A SpaceX Falcon 9 rocket that exploded on the launch pad earlier this month and destroyed a valuable satellite may have resulted from a leak in its cryogenic helium system, the company said Friday.
The company released an extensive update on the failure at Cape Canaveral, which occurred as it was preparing a "static launch test" of the rocket.
SpaceX said Friday an Accident Investigation Team, made up of company engineers, and representatives of the FAA, NASA and the Air Force, is "currently scouring through approximately 3,000 channels of engineering data along with video, audio and imagery".
SpaceX said it has recovered and catalogued most of the debris from the explosion in a hangar for inspection. The company hopes to return to flight in November. That mishap involved a component inside the second-stage oxygen tank, but today the company said it's ruled out a connection between the two blasts.
SpaceX test fires the nine Merlin 1D engines for several seconds before every launch to make sure propulsion and other critical launch systems are operating properly before committing a booster to flight.
The tank over-pressurized and ruptured as the helium spilled from its composite container, according to SpaceX, which said it would no longer use the same type of strut - provided by an external suppler - in future launches.
SpaceX said it had learned enough to conclude that whatever triggered the fireball was not related to an accident previous year that occurred about 2 minutes after lift-off.
The Olympics created medals that Paralympic athletes can hear
Roy Perkins (Del Mar, California) manufactured the second American medal of the night with a silver in the men's S5 100 freestyle. Storey, 38, said: "People have talked about the fact the Russians aren't here, but we've been making world-record performances".
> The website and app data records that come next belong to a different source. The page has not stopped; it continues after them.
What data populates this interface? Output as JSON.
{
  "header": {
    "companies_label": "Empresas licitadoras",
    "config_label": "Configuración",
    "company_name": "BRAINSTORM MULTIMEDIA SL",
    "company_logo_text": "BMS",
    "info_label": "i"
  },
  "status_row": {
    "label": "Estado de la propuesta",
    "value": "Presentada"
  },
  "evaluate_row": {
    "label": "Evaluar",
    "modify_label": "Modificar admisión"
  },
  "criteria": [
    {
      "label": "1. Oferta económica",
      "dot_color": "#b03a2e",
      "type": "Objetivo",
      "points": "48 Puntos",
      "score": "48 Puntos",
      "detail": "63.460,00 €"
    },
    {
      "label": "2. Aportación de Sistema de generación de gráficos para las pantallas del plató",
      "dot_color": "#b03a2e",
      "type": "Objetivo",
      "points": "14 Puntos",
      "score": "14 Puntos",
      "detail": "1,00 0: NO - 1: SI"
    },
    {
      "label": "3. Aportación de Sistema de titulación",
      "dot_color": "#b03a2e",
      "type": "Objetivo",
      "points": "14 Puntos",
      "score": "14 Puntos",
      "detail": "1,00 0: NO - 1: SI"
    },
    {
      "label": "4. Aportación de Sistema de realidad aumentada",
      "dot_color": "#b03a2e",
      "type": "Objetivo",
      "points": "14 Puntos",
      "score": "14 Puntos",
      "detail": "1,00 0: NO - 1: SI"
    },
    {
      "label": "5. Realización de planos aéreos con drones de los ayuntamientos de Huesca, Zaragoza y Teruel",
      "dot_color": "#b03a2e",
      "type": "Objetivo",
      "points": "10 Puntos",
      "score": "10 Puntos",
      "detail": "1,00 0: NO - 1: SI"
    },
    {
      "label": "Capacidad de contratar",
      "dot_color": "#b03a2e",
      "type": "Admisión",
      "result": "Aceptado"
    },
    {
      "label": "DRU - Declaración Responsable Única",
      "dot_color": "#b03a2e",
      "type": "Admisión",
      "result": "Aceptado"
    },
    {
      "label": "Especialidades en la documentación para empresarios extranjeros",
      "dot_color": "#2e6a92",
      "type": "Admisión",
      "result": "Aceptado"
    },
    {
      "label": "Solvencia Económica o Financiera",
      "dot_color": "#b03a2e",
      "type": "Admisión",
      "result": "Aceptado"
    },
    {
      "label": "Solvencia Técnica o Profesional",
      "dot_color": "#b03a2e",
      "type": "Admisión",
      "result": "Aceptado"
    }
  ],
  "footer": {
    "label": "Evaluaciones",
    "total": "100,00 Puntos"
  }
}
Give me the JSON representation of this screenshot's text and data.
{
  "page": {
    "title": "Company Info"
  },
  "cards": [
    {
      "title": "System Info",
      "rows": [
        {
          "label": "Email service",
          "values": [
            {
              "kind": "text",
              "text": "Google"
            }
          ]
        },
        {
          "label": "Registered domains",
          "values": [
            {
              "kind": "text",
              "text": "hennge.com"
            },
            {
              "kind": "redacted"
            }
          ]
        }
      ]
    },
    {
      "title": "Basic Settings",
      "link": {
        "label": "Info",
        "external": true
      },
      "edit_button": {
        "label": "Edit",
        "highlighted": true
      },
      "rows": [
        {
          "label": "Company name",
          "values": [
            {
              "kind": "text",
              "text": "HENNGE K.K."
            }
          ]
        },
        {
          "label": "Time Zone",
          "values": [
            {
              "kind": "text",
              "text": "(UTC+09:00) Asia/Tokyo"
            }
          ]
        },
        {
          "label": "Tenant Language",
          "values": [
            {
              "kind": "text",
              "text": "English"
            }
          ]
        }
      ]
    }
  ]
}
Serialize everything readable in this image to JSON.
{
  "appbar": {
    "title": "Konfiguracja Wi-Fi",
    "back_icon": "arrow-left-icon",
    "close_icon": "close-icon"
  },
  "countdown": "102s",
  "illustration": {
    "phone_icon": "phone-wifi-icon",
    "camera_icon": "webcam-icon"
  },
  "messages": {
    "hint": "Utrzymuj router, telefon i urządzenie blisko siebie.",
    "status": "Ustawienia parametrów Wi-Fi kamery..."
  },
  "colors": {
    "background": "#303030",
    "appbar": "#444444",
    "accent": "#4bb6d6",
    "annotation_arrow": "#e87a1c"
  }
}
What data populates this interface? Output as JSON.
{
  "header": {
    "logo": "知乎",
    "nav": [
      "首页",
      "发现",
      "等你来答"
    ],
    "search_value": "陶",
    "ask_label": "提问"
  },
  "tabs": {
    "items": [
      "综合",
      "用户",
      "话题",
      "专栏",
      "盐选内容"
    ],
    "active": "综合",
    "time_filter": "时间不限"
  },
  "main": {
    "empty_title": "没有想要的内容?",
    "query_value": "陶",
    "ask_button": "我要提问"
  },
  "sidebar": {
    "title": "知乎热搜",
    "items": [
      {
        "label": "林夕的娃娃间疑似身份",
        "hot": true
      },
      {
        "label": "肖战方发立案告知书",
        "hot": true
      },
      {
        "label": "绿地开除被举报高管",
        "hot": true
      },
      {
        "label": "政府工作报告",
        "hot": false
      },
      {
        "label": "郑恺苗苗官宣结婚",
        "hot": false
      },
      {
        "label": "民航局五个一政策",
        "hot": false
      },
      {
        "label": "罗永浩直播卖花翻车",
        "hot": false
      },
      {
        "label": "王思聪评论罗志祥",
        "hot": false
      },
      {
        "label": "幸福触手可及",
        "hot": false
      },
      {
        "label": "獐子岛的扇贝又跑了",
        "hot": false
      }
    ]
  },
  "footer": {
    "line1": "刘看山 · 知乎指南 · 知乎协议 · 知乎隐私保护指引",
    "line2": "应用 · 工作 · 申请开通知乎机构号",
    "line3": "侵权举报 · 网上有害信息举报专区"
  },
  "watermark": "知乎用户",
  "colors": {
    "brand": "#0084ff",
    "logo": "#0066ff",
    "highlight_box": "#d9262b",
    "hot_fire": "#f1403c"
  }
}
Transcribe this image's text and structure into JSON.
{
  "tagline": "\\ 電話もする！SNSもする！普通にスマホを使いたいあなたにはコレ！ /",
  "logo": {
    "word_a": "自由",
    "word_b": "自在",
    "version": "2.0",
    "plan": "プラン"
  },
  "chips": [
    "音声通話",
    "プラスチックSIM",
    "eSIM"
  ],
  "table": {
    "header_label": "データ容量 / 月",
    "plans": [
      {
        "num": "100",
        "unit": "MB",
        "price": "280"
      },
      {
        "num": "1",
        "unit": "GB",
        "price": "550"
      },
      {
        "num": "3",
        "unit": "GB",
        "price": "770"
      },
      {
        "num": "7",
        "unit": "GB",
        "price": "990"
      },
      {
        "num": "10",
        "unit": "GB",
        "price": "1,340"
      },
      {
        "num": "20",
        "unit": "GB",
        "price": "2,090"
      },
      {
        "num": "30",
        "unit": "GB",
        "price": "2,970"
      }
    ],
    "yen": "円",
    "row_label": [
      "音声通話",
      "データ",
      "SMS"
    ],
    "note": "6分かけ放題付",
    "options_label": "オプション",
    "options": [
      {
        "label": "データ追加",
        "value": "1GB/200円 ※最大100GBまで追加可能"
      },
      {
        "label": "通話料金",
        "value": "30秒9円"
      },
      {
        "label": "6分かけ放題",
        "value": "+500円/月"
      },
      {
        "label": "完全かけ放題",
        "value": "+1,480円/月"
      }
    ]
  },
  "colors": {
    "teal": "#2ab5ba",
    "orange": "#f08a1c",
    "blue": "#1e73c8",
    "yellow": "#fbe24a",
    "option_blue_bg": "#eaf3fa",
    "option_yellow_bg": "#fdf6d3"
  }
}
The explosion was heard 30 miles (48 km) from the SpaceX's launch pad 40 at Cape Canaveral Air Force Station.
The damage during the Sept.1 incident has affected "substantial areas" of SpaceX primary launch site.
The new liquid oxygen farm - e.g. the tanks and plumbing that hold our super-chilled liquid oxygen - was unaffected and remains in good working order. But-with the facilities intact and the company saying that it wants to start launching rockets as soon as November -we should seeing the company's Falcons back in the sky again soon.
"Other efforts, including the Commercial Crew Program with NASA, are continuing to progress", the company adds.
A video stream from NASA's Kennedy Space Center in Florida shows smoke rising from the SpaceX launch pad blast on September 1.
Virginia-based Iridium Communications has been hampered by SpaceX's stalled launch schedule.